[Data records for software interfaces]
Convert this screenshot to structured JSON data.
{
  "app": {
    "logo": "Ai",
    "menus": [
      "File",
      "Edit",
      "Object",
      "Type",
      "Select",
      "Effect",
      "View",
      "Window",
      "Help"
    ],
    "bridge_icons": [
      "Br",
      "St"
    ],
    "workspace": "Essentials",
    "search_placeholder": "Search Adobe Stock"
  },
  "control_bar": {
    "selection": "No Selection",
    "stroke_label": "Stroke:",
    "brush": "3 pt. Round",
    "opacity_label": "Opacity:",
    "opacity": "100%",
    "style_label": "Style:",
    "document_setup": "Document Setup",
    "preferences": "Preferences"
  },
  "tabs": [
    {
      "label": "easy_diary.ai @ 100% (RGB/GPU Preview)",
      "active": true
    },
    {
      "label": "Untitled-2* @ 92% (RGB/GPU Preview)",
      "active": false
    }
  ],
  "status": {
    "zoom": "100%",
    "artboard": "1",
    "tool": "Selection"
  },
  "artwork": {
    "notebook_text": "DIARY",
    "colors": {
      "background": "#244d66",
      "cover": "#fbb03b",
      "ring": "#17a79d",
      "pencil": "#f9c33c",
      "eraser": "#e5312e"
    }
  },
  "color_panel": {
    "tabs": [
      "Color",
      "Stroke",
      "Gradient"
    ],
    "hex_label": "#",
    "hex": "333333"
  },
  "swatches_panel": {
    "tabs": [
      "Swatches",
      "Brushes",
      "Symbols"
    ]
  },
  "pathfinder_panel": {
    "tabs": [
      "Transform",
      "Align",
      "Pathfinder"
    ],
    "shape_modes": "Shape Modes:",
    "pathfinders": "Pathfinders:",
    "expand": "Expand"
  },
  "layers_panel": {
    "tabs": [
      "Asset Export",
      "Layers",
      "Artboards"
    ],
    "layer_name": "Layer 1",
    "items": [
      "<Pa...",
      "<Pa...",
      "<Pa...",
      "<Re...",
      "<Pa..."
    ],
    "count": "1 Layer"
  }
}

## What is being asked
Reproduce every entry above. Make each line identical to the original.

## Solved exercise
Convert this screenshot to structured JSON data.
{
  "app": {
    "logo": "Ai",
    "menus": [
      "File",
      "Edit",
      "Object",
      "Type",
      "Select",
      "Effect",
      "View",
      "Window",
      "Help"
    ],
    "bridge_icons": [
      "Br",
      "St"
    ],
    "workspace": "Essentials",
    "search_placeholder": "Search Adobe Stock"
  },
  "control_bar": {
    "selection": "No Selection",
    "stroke_label": "Stroke:",
    "brush": "3 pt. Round",
    "opacity_label": "Opacity:",
    "opacity": "100%",
    "style_label": "Style:",
    "document_setup": "Document Setup",
    "preferences": "Preferences"
  },
  "tabs": [
    {
      "label": "easy_diary.ai @ 100% (RGB/GPU Preview)",
      "active": true
    },
    {
      "label": "Untitled-2* @ 92% (RGB/GPU Preview)",
      "active": false
    }
  ],
  "status": {
    "zoom": "100%",
    "artboard": "1",
    "tool": "Selection"
  },
  "artwork": {
    "notebook_text": "DIARY",
    "colors": {
      "background": "#244d66",
      "cover": "#fbb03b",
      "ring": "#17a79d",
      "pencil": "#f9c33c",
      "eraser": "#e5312e"
    }
  },
  "color_panel": {
    "tabs": [
      "Color",
      "Stroke",
      "Gradient"
    ],
    "hex_label": "#",
    "hex": "333333"
  },
  "swatches_panel": {
    "tabs": [
      "Swatches",
      "Brushes",
      "Symbols"
    ]
  },
  "pathfinder_panel": {
    "tabs": [
      "Transform",
      "Align",
      "Pathfinder"
    ],
    "shape_modes": "Shape Modes:",
    "pathfinders": "Pathfinders:",
    "expand": "Expand"
  },
  "layers_panel": {
    "tabs": [
      "Asset Export",
      "Layers",
      "Artboards"
    ],
    "layer_name": "Layer 1",
    "items": [
      "<Pa...",
      "<Pa...",
      "<Pa...",
      "<Re...",
      "<Pa..."
    ],
    "count": "1 Layer"
  }
}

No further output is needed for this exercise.